* TRY IT
Examine the entries and show every line in which the word "separated" is found.

Collected data entries
※ ※ ※

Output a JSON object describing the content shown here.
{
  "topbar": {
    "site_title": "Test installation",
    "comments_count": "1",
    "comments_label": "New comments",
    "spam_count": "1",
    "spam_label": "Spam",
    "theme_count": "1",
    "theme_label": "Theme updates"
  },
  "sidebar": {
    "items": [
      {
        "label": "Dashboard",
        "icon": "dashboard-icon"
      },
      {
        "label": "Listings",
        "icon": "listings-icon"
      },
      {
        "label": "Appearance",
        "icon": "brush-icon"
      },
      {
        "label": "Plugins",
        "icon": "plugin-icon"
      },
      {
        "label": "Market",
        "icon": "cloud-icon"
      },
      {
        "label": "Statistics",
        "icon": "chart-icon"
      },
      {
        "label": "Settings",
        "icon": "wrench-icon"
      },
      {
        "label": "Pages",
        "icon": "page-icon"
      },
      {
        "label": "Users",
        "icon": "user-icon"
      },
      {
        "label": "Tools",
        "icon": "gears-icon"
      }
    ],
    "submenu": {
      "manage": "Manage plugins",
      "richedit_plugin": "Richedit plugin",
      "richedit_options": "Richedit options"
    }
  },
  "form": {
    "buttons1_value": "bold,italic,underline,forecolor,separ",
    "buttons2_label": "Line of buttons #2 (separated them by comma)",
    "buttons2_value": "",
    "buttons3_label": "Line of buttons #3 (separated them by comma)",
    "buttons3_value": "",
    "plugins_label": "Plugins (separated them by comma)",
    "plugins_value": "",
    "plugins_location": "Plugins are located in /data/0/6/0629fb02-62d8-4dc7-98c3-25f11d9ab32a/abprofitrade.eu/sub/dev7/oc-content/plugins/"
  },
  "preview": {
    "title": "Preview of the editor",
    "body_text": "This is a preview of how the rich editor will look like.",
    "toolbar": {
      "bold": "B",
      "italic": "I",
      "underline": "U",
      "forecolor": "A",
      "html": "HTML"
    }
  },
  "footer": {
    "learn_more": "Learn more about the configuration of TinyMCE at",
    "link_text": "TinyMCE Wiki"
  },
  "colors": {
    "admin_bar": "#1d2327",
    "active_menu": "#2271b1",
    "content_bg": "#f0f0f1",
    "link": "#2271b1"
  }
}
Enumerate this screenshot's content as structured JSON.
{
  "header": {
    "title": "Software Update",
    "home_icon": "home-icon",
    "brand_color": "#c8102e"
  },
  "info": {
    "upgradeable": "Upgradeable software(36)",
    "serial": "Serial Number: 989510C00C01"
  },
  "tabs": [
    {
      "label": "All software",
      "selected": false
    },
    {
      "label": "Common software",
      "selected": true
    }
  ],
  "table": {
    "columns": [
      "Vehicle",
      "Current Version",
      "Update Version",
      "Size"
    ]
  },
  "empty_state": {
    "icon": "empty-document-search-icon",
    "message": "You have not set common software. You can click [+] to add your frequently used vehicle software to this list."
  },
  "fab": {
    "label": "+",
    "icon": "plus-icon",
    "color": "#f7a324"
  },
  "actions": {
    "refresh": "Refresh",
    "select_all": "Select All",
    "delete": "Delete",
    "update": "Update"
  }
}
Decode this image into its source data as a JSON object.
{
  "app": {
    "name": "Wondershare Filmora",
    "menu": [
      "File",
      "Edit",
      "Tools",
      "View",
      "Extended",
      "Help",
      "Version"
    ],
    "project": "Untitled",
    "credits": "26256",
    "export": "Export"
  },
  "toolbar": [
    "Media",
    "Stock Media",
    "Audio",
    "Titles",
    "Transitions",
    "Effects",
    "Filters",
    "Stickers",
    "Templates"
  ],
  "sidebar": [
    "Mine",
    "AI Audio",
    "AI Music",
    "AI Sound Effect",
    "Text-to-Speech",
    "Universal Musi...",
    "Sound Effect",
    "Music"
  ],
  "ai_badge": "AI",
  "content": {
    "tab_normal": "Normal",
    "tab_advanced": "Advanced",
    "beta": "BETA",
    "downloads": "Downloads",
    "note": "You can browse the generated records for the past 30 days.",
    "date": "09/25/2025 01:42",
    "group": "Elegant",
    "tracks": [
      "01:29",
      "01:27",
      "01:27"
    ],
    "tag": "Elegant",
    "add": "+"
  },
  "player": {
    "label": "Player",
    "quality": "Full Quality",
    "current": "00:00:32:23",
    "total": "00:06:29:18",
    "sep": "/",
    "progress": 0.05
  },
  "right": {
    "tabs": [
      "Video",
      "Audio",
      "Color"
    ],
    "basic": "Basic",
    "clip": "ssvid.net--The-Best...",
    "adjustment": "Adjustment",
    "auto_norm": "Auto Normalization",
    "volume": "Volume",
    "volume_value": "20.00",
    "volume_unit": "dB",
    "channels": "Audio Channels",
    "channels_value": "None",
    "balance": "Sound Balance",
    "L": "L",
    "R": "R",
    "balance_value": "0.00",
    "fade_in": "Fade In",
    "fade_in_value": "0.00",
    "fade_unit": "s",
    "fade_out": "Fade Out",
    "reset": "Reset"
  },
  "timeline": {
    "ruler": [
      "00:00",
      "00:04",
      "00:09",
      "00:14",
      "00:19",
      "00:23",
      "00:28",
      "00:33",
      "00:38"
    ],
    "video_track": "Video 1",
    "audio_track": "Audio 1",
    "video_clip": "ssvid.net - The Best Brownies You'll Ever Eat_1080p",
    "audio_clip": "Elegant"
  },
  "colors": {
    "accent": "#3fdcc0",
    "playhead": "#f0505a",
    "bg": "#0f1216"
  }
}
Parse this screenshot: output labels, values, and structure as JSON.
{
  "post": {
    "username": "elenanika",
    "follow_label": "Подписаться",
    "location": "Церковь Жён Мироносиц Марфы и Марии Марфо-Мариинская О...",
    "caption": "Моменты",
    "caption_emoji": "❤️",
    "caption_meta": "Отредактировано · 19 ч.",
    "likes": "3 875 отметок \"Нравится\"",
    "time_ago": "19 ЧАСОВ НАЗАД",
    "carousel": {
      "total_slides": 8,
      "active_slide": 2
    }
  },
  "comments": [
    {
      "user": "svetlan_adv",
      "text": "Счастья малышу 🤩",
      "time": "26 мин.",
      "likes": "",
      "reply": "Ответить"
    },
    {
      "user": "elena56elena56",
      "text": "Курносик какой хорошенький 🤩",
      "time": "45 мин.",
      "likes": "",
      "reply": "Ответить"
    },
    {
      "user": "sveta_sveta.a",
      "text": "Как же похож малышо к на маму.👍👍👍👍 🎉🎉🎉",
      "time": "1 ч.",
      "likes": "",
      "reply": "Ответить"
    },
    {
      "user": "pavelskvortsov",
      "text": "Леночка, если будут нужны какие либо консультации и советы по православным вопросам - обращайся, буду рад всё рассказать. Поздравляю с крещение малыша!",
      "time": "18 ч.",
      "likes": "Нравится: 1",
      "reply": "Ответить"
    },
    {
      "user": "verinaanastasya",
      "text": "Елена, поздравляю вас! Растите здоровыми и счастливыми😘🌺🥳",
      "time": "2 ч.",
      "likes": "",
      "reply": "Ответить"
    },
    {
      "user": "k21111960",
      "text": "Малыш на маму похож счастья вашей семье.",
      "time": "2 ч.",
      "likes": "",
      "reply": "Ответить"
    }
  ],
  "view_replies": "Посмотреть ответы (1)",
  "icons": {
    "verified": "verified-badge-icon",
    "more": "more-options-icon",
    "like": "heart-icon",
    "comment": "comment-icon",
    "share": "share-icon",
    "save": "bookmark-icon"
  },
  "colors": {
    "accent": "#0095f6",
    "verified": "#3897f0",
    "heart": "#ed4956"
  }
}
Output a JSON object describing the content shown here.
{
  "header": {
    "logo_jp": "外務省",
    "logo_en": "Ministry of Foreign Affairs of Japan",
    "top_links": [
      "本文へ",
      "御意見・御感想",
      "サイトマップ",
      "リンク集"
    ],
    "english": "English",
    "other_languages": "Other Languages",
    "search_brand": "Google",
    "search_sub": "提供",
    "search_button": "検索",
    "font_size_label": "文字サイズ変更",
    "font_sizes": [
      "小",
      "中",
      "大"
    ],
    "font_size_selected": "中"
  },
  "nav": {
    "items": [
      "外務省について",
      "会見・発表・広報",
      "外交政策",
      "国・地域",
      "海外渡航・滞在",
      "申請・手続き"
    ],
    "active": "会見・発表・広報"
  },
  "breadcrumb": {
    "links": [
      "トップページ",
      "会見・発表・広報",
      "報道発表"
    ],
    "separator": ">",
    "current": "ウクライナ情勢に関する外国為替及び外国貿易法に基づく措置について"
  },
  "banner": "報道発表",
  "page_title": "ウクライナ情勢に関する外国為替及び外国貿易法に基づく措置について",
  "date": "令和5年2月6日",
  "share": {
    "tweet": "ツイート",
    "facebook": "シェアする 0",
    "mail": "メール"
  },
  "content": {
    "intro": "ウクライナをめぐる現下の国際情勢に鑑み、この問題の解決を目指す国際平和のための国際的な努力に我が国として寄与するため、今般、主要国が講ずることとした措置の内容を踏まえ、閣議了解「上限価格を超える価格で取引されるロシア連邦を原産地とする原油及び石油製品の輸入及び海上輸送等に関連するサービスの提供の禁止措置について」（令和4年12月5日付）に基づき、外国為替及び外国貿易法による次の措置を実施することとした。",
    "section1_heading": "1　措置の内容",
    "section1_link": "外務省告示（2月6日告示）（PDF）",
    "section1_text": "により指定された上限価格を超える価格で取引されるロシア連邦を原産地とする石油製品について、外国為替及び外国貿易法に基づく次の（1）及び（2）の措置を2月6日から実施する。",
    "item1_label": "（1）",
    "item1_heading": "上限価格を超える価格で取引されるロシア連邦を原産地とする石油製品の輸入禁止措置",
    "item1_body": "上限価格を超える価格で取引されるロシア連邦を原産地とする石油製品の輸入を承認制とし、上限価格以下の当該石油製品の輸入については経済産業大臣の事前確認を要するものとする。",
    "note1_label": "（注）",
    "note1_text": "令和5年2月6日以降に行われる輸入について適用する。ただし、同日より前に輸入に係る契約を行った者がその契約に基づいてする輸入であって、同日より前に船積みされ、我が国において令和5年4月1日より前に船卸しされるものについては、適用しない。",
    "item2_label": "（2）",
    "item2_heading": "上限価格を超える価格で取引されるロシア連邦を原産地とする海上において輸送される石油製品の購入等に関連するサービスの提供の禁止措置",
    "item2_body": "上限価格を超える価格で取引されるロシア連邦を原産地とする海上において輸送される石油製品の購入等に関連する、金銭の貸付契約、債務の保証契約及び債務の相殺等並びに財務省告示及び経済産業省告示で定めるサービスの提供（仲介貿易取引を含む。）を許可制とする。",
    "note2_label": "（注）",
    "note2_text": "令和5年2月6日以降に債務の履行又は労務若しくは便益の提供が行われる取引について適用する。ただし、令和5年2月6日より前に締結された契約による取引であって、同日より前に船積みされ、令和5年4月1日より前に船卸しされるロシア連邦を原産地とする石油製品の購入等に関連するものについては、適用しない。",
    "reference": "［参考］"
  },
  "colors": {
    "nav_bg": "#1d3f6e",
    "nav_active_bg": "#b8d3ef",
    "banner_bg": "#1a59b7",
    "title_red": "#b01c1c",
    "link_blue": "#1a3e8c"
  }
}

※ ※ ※

* EXERCISE SOLUTION
    "buttons2_label": "Line of buttons #2 (separated them by comma)",
    "buttons3_label": "Line of buttons #3 (separated them by comma)",
    "plugins_label": "Plugins (separated them by comma)",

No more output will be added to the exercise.